Task goal
Reproduce the records exactly, but not the pictures.

** Opening Data provided block **

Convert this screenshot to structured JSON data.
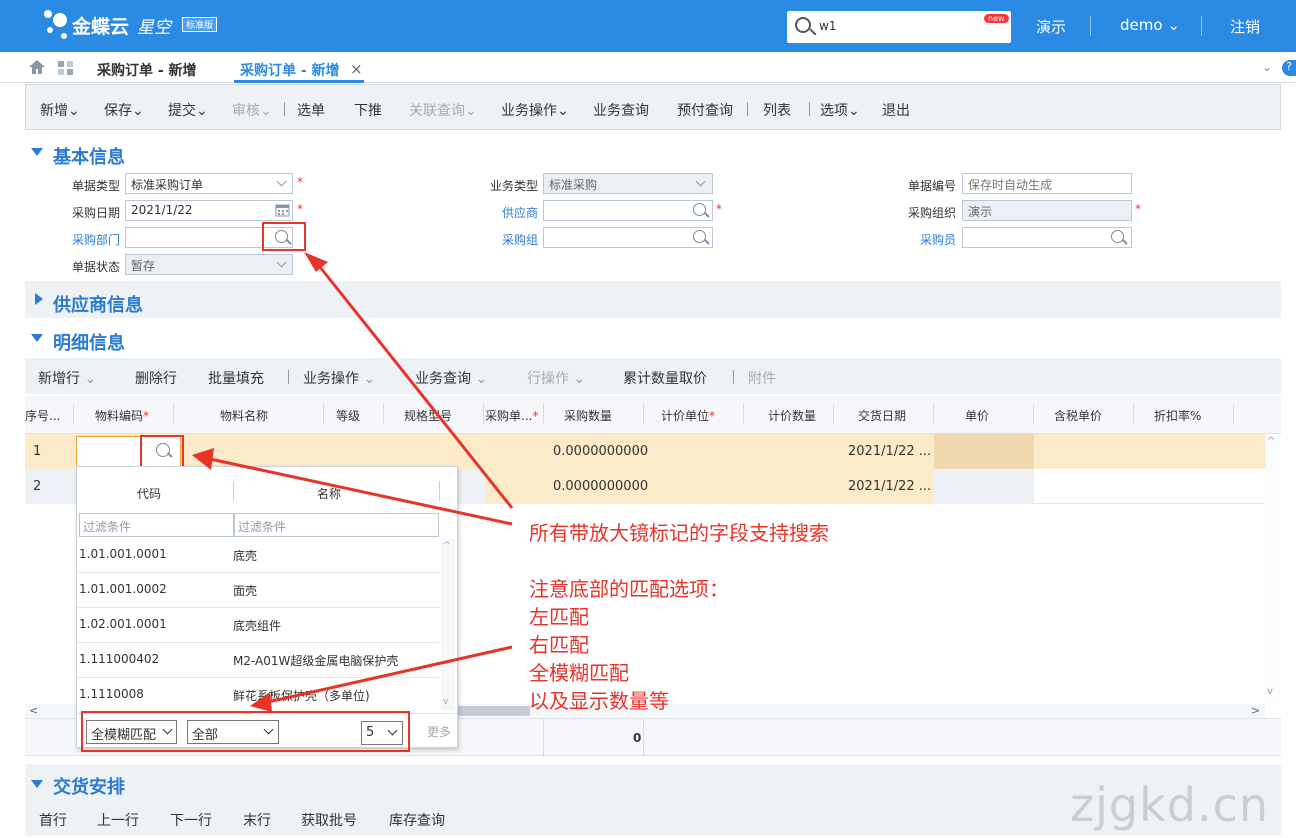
{
  "app": {
    "brand": "金蝶云",
    "brand_sub": "星空",
    "edition": "标准版"
  },
  "search": {
    "value": "w1",
    "badge": "new"
  },
  "topnav": {
    "item1": "演示",
    "user": "demo",
    "logout": "注销"
  },
  "tabs": {
    "tab1": "采购订单 - 新增",
    "tab2": "采购订单 - 新增",
    "close": "×"
  },
  "toolbar": {
    "items": [
      "新增",
      "保存",
      "提交",
      "审核",
      "选单",
      "下推",
      "关联查询",
      "业务操作",
      "业务查询",
      "预付查询",
      "列表",
      "选项",
      "退出"
    ]
  },
  "basic": {
    "title": "基本信息",
    "doc_type_label": "单据类型",
    "doc_type": "标准采购订单",
    "biz_type_label": "业务类型",
    "biz_type": "标准采购",
    "doc_no_label": "单据编号",
    "doc_no_placeholder": "保存时自动生成",
    "purchase_date_label": "采购日期",
    "purchase_date": "2021/1/22",
    "supplier_label": "供应商",
    "purchase_org_label": "采购组织",
    "purchase_org": "演示",
    "dept_label": "采购部门",
    "group_label": "采购组",
    "buyer_label": "采购员",
    "status_label": "单据状态",
    "status": "暂存",
    "req": "*"
  },
  "supplier_section": {
    "title": "供应商信息"
  },
  "detail": {
    "title": "明细信息",
    "toolbar": [
      "新增行",
      "删除行",
      "批量填充",
      "业务操作",
      "业务查询",
      "行操作",
      "累计数量取价",
      "附件"
    ],
    "columns": [
      "序号...",
      "物料编码",
      "物料名称",
      "等级",
      "规格型号",
      "采购单...",
      "采购数量",
      "计价单位",
      "计价数量",
      "交货日期",
      "单价",
      "含税单价",
      "折扣率%"
    ],
    "rows": [
      {
        "seq": "1",
        "qty": "0.0000000000",
        "date": "2021/1/22 ..."
      },
      {
        "seq": "2",
        "qty": "0.0000000000",
        "date": "2021/1/22 ..."
      }
    ],
    "total": "0"
  },
  "lookup": {
    "col_code": "代码",
    "col_name": "名称",
    "filter_placeholder": "过滤条件",
    "items": [
      {
        "code": "1.01.001.0001",
        "name": "底壳"
      },
      {
        "code": "1.01.001.0002",
        "name": "面壳"
      },
      {
        "code": "1.02.001.0001",
        "name": "底壳组件"
      },
      {
        "code": "1.111000402",
        "name": "M2-A01W超级金属电脑保护壳"
      },
      {
        "code": "1.1110008",
        "name": "鲜花系板保护壳（多单位)"
      }
    ],
    "match_mode": "全模糊匹配",
    "scope": "全部",
    "count": "5",
    "more": "更多"
  },
  "delivery": {
    "title": "交货安排",
    "toolbar": [
      "首行",
      "上一行",
      "下一行",
      "末行",
      "获取批号",
      "库存查询"
    ]
  },
  "annotations": {
    "a1": "所有带放大镜标记的字段支持搜索",
    "a2": "注意底部的匹配选项：",
    "a3": "左匹配",
    "a4": "右匹配",
    "a5": "全模糊匹配",
    "a6": "以及显示数量等"
  },
  "watermark": "zjgkd.cn",
  "colors": {
    "primary": "#2b8ae3",
    "annotation": "#e8332b",
    "selected_row": "#fcebc9"
  }
}
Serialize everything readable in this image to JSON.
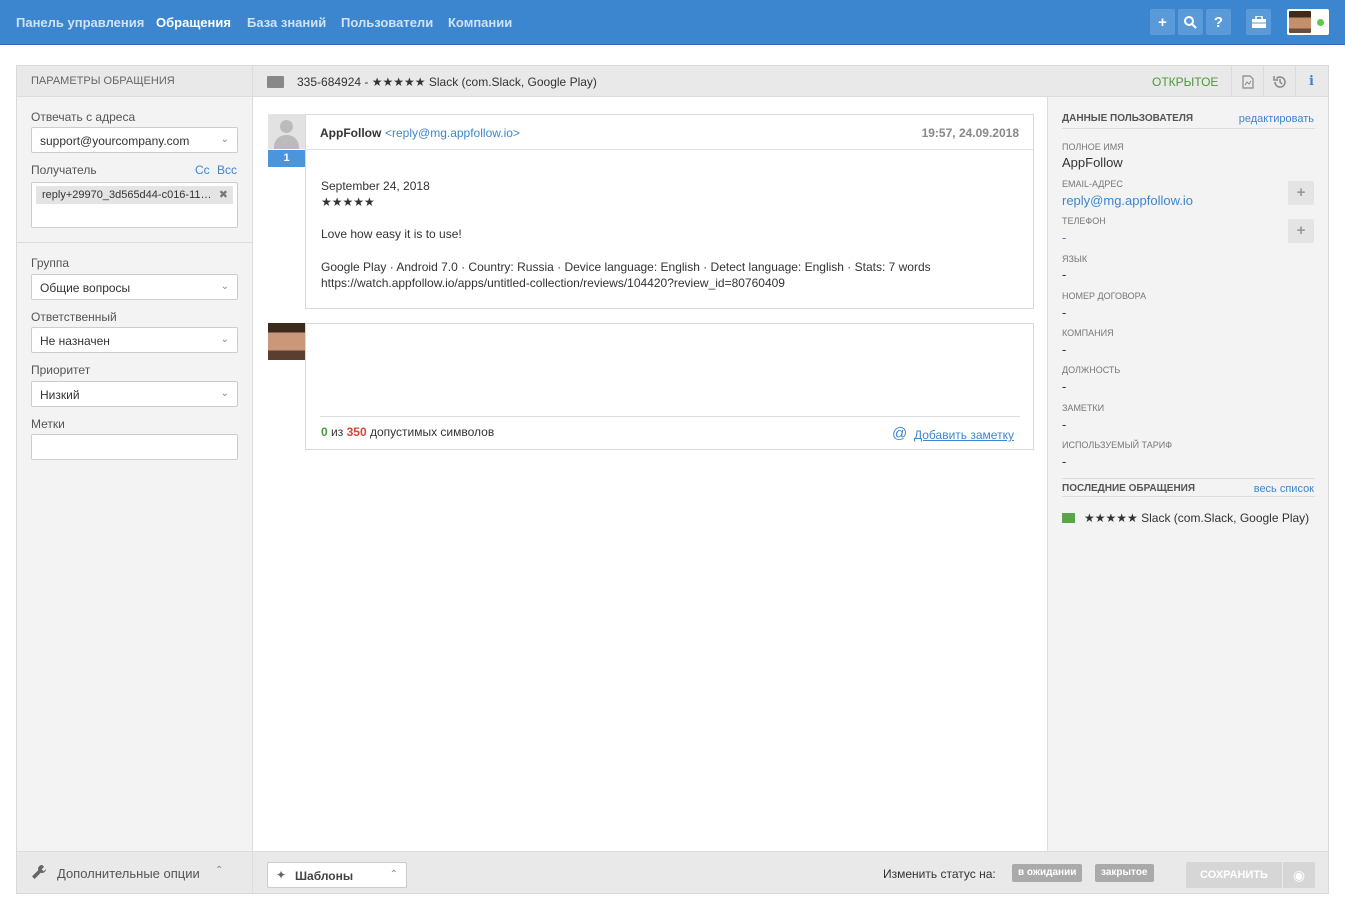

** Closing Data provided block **

Finished exercise
Convert this screenshot to structured JSON data.
{
  "app": {
    "brand": "金蝶云",
    "brand_sub": "星空",
    "edition": "标准版"
  },
  "search": {
    "value": "w1",
    "badge": "new"
  },
  "topnav": {
    "item1": "演示",
    "user": "demo",
    "logout": "注销"
  },
  "tabs": {
    "tab1": "采购订单 - 新增",
    "tab2": "采购订单 - 新增",
    "close": "×"
  },
  "toolbar": {
    "items": [
      "新增",
      "保存",
      "提交",
      "审核",
      "选单",
      "下推",
      "关联查询",
      "业务操作",
      "业务查询",
      "预付查询",
      "列表",
      "选项",
      "退出"
    ]
  },
  "basic": {
    "title": "基本信息",
    "doc_type_label": "单据类型",
    "doc_type": "标准采购订单",
    "biz_type_label": "业务类型",
    "biz_type": "标准采购",
    "doc_no_label": "单据编号",
    "doc_no_placeholder": "保存时自动生成",
    "purchase_date_label": "采购日期",
    "purchase_date": "2021/1/22",
    "supplier_label": "供应商",
    "purchase_org_label": "采购组织",
    "purchase_org": "演示",
    "dept_label": "采购部门",
    "group_label": "采购组",
    "buyer_label": "采购员",
    "status_label": "单据状态",
    "status": "暂存",
    "req": "*"
  },
  "supplier_section": {
    "title": "供应商信息"
  },
  "detail": {
    "title": "明细信息",
    "toolbar": [
      "新增行",
      "删除行",
      "批量填充",
      "业务操作",
      "业务查询",
      "行操作",
      "累计数量取价",
      "附件"
    ],
    "columns": [
      "序号...",
      "物料编码",
      "物料名称",
      "等级",
      "规格型号",
      "采购单...",
      "采购数量",
      "计价单位",
      "计价数量",
      "交货日期",
      "单价",
      "含税单价",
      "折扣率%"
    ],
    "rows": [
      {
        "seq": "1",
        "qty": "0.0000000000",
        "date": "2021/1/22 ..."
      },
      {
        "seq": "2",
        "qty": "0.0000000000",
        "date": "2021/1/22 ..."
      }
    ],
    "total": "0"
  },
  "lookup": {
    "col_code": "代码",
    "col_name": "名称",
    "filter_placeholder": "过滤条件",
    "items": [
      {
        "code": "1.01.001.0001",
        "name": "底壳"
      },
      {
        "code": "1.01.001.0002",
        "name": "面壳"
      },
      {
        "code": "1.02.001.0001",
        "name": "底壳组件"
      },
      {
        "code": "1.111000402",
        "name": "M2-A01W超级金属电脑保护壳"
      },
      {
        "code": "1.1110008",
        "name": "鲜花系板保护壳（多单位)"
      }
    ],
    "match_mode": "全模糊匹配",
    "scope": "全部",
    "count": "5",
    "more": "更多"
  },
  "delivery": {
    "title": "交货安排",
    "toolbar": [
      "首行",
      "上一行",
      "下一行",
      "末行",
      "获取批号",
      "库存查询"
    ]
  },
  "annotations": {
    "a1": "所有带放大镜标记的字段支持搜索",
    "a2": "注意底部的匹配选项：",
    "a3": "左匹配",
    "a4": "右匹配",
    "a5": "全模糊匹配",
    "a6": "以及显示数量等"
  },
  "watermark": "zjgkd.cn",
  "colors": {
    "primary": "#2b8ae3",
    "annotation": "#e8332b",
    "selected_row": "#fcebc9"
  }
}
Serialize everything readable in this image to JSON.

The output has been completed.